HOW TO COMPLETE THIS TASK – Reproduce the records below exactly as they appear.
AVAILABLE DATA Start Marker
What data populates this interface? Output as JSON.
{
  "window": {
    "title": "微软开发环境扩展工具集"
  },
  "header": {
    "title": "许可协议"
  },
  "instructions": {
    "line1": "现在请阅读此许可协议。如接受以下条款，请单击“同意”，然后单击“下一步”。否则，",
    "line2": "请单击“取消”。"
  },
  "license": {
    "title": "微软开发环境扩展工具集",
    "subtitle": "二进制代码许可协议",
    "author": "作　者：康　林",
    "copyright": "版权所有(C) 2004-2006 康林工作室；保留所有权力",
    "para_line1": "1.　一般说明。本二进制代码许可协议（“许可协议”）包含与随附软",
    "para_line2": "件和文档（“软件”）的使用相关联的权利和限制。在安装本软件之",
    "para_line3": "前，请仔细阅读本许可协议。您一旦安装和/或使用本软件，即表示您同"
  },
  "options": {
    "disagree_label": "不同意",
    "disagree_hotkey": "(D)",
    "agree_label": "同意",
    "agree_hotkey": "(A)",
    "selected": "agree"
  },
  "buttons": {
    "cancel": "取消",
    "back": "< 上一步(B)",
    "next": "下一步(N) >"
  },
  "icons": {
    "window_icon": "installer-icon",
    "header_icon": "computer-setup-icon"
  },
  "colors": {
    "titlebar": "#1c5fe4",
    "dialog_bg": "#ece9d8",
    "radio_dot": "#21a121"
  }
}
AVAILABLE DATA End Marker
OUTPUT OF THE EXERCISE –
What data populates this interface? Output as JSON.
{
  "window": {
    "title": "微软开发环境扩展工具集"
  },
  "header": {
    "title": "许可协议"
  },
  "instructions": {
    "line1": "现在请阅读此许可协议。如接受以下条款，请单击“同意”，然后单击“下一步”。否则，",
    "line2": "请单击“取消”。"
  },
  "license": {
    "title": "微软开发环境扩展工具集",
    "subtitle": "二进制代码许可协议",
    "author": "作　者：康　林",
    "copyright": "版权所有(C) 2004-2006 康林工作室；保留所有权力",
    "para_line1": "1.　一般说明。本二进制代码许可协议（“许可协议”）包含与随附软",
    "para_line2": "件和文档（“软件”）的使用相关联的权利和限制。在安装本软件之",
    "para_line3": "前，请仔细阅读本许可协议。您一旦安装和/或使用本软件，即表示您同"
  },
  "options": {
    "disagree_label": "不同意",
    "disagree_hotkey": "(D)",
    "agree_label": "同意",
    "agree_hotkey": "(A)",
    "selected": "agree"
  },
  "buttons": {
    "cancel": "取消",
    "back": "< 上一步(B)",
    "next": "下一步(N) >"
  },
  "icons": {
    "window_icon": "installer-icon",
    "header_icon": "computer-setup-icon"
  },
  "colors": {
    "titlebar": "#1c5fe4",
    "dialog_bg": "#ece9d8",
    "radio_dot": "#21a121"
  }
}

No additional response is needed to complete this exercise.